Show, in full, each line of the data that contains "ymav".

Stored dataset items:
-------

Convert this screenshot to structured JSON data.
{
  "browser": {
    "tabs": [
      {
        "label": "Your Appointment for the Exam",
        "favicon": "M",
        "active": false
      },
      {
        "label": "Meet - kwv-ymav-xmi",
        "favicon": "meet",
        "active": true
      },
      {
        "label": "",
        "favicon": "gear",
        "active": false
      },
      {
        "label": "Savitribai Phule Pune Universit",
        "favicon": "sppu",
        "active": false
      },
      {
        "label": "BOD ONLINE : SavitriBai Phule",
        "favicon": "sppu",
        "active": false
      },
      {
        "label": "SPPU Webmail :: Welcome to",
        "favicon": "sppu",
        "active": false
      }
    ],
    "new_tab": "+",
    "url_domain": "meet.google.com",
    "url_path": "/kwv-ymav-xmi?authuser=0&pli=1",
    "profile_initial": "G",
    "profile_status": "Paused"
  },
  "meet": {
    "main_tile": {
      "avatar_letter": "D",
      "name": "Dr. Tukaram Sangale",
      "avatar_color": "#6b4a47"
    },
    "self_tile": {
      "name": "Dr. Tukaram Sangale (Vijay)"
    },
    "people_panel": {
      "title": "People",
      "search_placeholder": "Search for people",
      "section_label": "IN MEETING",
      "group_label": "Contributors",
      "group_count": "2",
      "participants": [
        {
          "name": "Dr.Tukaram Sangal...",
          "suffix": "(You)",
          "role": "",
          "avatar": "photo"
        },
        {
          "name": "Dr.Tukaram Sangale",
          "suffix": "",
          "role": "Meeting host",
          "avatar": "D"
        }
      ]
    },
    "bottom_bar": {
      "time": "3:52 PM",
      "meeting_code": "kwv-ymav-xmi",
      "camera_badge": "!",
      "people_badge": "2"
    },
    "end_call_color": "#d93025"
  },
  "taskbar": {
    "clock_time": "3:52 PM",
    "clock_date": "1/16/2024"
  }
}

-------

# [Solution]
        "label": "Meet - kwv-ymav-xmi",
    "url_path": "/kwv-ymav-xmi?authuser=0&pli=1",
      "meeting_code": "kwv-ymav-xmi",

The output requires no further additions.